If you are planning to conduct a human research project, you have to seek ethics approval. Almost any research activity that involves human participation (including completion of questionnaires, interviews and focus groups, access to human tissue which is not on the public record etc.) is considered human research.
However, in cases where data are collected for the purpose other than research, you might not need to submit an ethics application. This might be the case if your project falls into one of the following categories of data collection or use:
Archival data, if it is from a public domain
Please note, you will have to apply for ethics approval if the information you intend to use is identified personal information (states or implies identity), not in a public domain or if you will collect data in addition to the archival research.
Administrative data collection
Collection of data from staff or other stakeholders for the purposes of informing or improving a process within your organisation is not considered research. Still, if you later decide to use this data for research purposes, you will need to apply for ethics approval. In addition, the use of identified data always requires ethics approval.
Teaching and learning
If you collect human data solely for teaching or learning purposes and do not expect to publish or present any data, no ethics application is necessary. However, if you think the project may be published, it is recommended that you apply for ethics approval before running the project, as this is easier than getting approval subsequently.
Quality assurance or clinical audit
Usually data collected for quality assurance purposes or an audit, does not require ethical review, if it is for your organisation’s own information. However, if information is to be taken outside the organisation and used for a published paper, research project etc, this is considered research and requires ethical review.\
Negligible risk research involving collections of non-identifiable data
Your research involves negligible risk if you use existing non-identifiable data or records or if it does not involve any foreseeable risk of harm or discomfort, which means there must not be the possibility of anything more than inconvenience. Although in this case you are not required to apply for ethics approval, you will probably need to complete a form to confirm that the project is of negligible risk, and provide a letter (or similar evidence of approval) from the person in charge of the data.
Please consider that even if your project does not require ethical approval, this does not mean that it is free of ethical considerations. As a researcher you should act responsibly and always apply the highest standards of research integrity and ethical behaviour, no matter if a formal ethics approval process is involved or not.
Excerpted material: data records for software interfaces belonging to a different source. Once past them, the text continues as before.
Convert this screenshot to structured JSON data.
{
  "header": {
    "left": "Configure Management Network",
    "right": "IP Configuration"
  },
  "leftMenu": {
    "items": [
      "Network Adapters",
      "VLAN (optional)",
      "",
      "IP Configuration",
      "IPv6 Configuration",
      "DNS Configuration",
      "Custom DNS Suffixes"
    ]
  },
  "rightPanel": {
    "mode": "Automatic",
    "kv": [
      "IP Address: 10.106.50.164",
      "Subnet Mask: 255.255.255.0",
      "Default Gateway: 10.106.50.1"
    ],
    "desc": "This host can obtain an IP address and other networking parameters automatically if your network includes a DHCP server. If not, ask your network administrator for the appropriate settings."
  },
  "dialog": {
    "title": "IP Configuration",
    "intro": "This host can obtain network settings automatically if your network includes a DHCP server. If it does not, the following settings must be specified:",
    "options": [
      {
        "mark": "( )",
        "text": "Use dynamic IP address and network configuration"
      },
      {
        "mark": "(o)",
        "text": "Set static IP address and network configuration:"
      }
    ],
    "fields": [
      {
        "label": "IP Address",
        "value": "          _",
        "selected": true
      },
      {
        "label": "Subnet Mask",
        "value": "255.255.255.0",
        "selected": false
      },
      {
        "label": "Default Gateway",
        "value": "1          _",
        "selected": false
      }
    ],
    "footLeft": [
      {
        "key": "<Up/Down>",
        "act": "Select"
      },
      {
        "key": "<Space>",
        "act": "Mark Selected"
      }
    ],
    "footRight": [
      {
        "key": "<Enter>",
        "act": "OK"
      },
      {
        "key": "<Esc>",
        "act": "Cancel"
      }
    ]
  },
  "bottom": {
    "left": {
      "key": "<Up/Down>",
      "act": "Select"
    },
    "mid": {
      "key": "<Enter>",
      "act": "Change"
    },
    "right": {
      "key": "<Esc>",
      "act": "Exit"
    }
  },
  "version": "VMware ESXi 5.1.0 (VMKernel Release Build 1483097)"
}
For further information please refer to the National Statement on Ethical Conduct in Human Research.